Instructions for the task: Output all of the entries below precisely as written.
Start of Input for this task
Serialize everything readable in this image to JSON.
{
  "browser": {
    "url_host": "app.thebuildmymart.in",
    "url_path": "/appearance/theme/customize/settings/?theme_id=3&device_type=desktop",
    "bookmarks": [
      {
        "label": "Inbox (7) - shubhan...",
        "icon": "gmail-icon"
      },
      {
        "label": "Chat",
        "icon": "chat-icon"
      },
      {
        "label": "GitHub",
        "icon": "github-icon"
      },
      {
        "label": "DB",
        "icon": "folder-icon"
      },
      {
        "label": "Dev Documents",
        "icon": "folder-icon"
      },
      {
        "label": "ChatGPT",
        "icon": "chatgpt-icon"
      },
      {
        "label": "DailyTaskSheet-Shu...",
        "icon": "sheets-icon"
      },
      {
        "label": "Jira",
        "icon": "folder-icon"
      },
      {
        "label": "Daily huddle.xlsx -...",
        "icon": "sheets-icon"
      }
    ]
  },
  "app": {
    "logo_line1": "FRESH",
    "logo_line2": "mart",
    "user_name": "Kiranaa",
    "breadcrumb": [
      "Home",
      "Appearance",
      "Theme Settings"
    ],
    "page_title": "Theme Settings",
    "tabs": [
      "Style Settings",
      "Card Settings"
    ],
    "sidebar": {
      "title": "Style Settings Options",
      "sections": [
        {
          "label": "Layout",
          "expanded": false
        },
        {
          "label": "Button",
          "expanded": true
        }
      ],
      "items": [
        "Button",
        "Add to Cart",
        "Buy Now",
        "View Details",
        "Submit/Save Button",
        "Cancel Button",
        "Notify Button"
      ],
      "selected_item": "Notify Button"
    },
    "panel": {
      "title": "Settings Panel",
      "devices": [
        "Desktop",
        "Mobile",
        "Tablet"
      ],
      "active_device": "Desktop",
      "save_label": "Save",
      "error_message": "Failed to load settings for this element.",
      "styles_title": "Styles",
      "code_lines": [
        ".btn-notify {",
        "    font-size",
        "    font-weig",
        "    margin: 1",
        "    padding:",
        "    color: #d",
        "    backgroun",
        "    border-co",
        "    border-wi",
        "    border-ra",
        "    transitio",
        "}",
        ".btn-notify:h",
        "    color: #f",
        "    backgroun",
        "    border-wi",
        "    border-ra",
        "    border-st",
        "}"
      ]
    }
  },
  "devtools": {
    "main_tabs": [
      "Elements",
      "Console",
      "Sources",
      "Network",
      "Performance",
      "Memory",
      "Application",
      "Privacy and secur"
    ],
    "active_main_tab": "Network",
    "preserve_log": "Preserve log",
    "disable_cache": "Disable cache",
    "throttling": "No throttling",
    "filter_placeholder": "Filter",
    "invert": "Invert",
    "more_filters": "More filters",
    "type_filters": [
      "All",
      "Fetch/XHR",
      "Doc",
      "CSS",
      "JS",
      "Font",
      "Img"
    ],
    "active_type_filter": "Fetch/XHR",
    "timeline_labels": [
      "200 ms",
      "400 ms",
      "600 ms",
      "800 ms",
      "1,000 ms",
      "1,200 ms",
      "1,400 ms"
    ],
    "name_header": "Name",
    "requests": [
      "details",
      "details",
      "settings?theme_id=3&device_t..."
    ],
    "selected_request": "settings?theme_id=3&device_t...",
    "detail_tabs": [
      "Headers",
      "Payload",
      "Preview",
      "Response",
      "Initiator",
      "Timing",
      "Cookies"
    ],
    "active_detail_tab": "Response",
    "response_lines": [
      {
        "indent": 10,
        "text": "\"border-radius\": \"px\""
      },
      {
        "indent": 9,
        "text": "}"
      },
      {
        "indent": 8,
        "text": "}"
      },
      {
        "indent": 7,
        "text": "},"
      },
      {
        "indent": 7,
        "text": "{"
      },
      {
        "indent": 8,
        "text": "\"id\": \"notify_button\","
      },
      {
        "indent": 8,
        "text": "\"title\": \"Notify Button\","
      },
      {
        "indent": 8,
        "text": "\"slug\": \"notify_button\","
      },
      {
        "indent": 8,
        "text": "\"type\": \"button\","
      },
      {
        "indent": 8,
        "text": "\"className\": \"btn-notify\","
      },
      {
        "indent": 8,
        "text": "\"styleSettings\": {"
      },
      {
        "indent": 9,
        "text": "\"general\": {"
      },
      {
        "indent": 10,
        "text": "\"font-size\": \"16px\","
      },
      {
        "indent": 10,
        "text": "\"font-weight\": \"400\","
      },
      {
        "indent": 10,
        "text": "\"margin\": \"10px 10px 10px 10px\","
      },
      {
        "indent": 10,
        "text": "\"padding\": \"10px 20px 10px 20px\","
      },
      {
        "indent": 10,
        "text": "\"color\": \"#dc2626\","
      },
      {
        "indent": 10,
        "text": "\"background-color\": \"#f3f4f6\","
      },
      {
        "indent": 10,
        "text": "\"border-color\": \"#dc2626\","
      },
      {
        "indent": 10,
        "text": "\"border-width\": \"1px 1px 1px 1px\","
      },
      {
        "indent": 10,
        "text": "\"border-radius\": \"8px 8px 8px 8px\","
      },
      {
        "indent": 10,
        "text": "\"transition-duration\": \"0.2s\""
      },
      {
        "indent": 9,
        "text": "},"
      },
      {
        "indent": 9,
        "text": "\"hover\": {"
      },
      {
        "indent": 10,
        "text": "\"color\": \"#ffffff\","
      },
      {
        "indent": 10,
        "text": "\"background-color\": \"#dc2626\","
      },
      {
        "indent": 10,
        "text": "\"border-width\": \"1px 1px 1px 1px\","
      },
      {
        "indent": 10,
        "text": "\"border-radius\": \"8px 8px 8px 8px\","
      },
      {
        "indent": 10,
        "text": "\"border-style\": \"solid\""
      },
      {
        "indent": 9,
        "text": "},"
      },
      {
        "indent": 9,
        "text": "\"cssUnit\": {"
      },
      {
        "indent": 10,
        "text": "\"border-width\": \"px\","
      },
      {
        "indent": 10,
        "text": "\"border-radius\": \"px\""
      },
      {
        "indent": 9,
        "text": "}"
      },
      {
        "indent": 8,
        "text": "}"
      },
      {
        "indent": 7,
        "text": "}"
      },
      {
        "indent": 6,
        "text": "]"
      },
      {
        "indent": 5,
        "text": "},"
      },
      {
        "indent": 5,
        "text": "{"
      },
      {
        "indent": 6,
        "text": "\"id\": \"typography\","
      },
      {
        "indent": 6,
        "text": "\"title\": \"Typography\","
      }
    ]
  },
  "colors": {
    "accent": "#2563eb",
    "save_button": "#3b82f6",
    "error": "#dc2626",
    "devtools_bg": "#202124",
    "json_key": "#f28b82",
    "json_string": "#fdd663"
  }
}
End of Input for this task
Solution to this problem:
Serialize everything readable in this image to JSON.
{
  "browser": {
    "url_host": "app.thebuildmymart.in",
    "url_path": "/appearance/theme/customize/settings/?theme_id=3&device_type=desktop",
    "bookmarks": [
      {
        "label": "Inbox (7) - shubhan...",
        "icon": "gmail-icon"
      },
      {
        "label": "Chat",
        "icon": "chat-icon"
      },
      {
        "label": "GitHub",
        "icon": "github-icon"
      },
      {
        "label": "DB",
        "icon": "folder-icon"
      },
      {
        "label": "Dev Documents",
        "icon": "folder-icon"
      },
      {
        "label": "ChatGPT",
        "icon": "chatgpt-icon"
      },
      {
        "label": "DailyTaskSheet-Shu...",
        "icon": "sheets-icon"
      },
      {
        "label": "Jira",
        "icon": "folder-icon"
      },
      {
        "label": "Daily huddle.xlsx -...",
        "icon": "sheets-icon"
      }
    ]
  },
  "app": {
    "logo_line1": "FRESH",
    "logo_line2": "mart",
    "user_name": "Kiranaa",
    "breadcrumb": [
      "Home",
      "Appearance",
      "Theme Settings"
    ],
    "page_title": "Theme Settings",
    "tabs": [
      "Style Settings",
      "Card Settings"
    ],
    "sidebar": {
      "title": "Style Settings Options",
      "sections": [
        {
          "label": "Layout",
          "expanded": false
        },
        {
          "label": "Button",
          "expanded": true
        }
      ],
      "items": [
        "Button",
        "Add to Cart",
        "Buy Now",
        "View Details",
        "Submit/Save Button",
        "Cancel Button",
        "Notify Button"
      ],
      "selected_item": "Notify Button"
    },
    "panel": {
      "title": "Settings Panel",
      "devices": [
        "Desktop",
        "Mobile",
        "Tablet"
      ],
      "active_device": "Desktop",
      "save_label": "Save",
      "error_message": "Failed to load settings for this element.",
      "styles_title": "Styles",
      "code_lines": [
        ".btn-notify {",
        "    font-size",
        "    font-weig",
        "    margin: 1",
        "    padding:",
        "    color: #d",
        "    backgroun",
        "    border-co",
        "    border-wi",
        "    border-ra",
        "    transitio",
        "}",
        ".btn-notify:h",
        "    color: #f",
        "    backgroun",
        "    border-wi",
        "    border-ra",
        "    border-st",
        "}"
      ]
    }
  },
  "devtools": {
    "main_tabs": [
      "Elements",
      "Console",
      "Sources",
      "Network",
      "Performance",
      "Memory",
      "Application",
      "Privacy and secur"
    ],
    "active_main_tab": "Network",
    "preserve_log": "Preserve log",
    "disable_cache": "Disable cache",
    "throttling": "No throttling",
    "filter_placeholder": "Filter",
    "invert": "Invert",
    "more_filters": "More filters",
    "type_filters": [
      "All",
      "Fetch/XHR",
      "Doc",
      "CSS",
      "JS",
      "Font",
      "Img"
    ],
    "active_type_filter": "Fetch/XHR",
    "timeline_labels": [
      "200 ms",
      "400 ms",
      "600 ms",
      "800 ms",
      "1,000 ms",
      "1,200 ms",
      "1,400 ms"
    ],
    "name_header": "Name",
    "requests": [
      "details",
      "details",
      "settings?theme_id=3&device_t..."
    ],
    "selected_request": "settings?theme_id=3&device_t...",
    "detail_tabs": [
      "Headers",
      "Payload",
      "Preview",
      "Response",
      "Initiator",
      "Timing",
      "Cookies"
    ],
    "active_detail_tab": "Response",
    "response_lines": [
      {
        "indent": 10,
        "text": "\"border-radius\": \"px\""
      },
      {
        "indent": 9,
        "text": "}"
      },
      {
        "indent": 8,
        "text": "}"
      },
      {
        "indent": 7,
        "text": "},"
      },
      {
        "indent": 7,
        "text": "{"
      },
      {
        "indent": 8,
        "text": "\"id\": \"notify_button\","
      },
      {
        "indent": 8,
        "text": "\"title\": \"Notify Button\","
      },
      {
        "indent": 8,
        "text": "\"slug\": \"notify_button\","
      },
      {
        "indent": 8,
        "text": "\"type\": \"button\","
      },
      {
        "indent": 8,
        "text": "\"className\": \"btn-notify\","
      },
      {
        "indent": 8,
        "text": "\"styleSettings\": {"
      },
      {
        "indent": 9,
        "text": "\"general\": {"
      },
      {
        "indent": 10,
        "text": "\"font-size\": \"16px\","
      },
      {
        "indent": 10,
        "text": "\"font-weight\": \"400\","
      },
      {
        "indent": 10,
        "text": "\"margin\": \"10px 10px 10px 10px\","
      },
      {
        "indent": 10,
        "text": "\"padding\": \"10px 20px 10px 20px\","
      },
      {
        "indent": 10,
        "text": "\"color\": \"#dc2626\","
      },
      {
        "indent": 10,
        "text": "\"background-color\": \"#f3f4f6\","
      },
      {
        "indent": 10,
        "text": "\"border-color\": \"#dc2626\","
      },
      {
        "indent": 10,
        "text": "\"border-width\": \"1px 1px 1px 1px\","
      },
      {
        "indent": 10,
        "text": "\"border-radius\": \"8px 8px 8px 8px\","
      },
      {
        "indent": 10,
        "text": "\"transition-duration\": \"0.2s\""
      },
      {
        "indent": 9,
        "text": "},"
      },
      {
        "indent": 9,
        "text": "\"hover\": {"
      },
      {
        "indent": 10,
        "text": "\"color\": \"#ffffff\","
      },
      {
        "indent": 10,
        "text": "\"background-color\": \"#dc2626\","
      },
      {
        "indent": 10,
        "text": "\"border-width\": \"1px 1px 1px 1px\","
      },
      {
        "indent": 10,
        "text": "\"border-radius\": \"8px 8px 8px 8px\","
      },
      {
        "indent": 10,
        "text": "\"border-style\": \"solid\""
      },
      {
        "indent": 9,
        "text": "},"
      },
      {
        "indent": 9,
        "text": "\"cssUnit\": {"
      },
      {
        "indent": 10,
        "text": "\"border-width\": \"px\","
      },
      {
        "indent": 10,
        "text": "\"border-radius\": \"px\""
      },
      {
        "indent": 9,
        "text": "}"
      },
      {
        "indent": 8,
        "text": "}"
      },
      {
        "indent": 7,
        "text": "}"
      },
      {
        "indent": 6,
        "text": "]"
      },
      {
        "indent": 5,
        "text": "},"
      },
      {
        "indent": 5,
        "text": "{"
      },
      {
        "indent": 6,
        "text": "\"id\": \"typography\","
      },
      {
        "indent": 6,
        "text": "\"title\": \"Typography\","
      }
    ]
  },
  "colors": {
    "accent": "#2563eb",
    "save_button": "#3b82f6",
    "error": "#dc2626",
    "devtools_bg": "#202124",
    "json_key": "#f28b82",
    "json_string": "#fdd663"
  }
}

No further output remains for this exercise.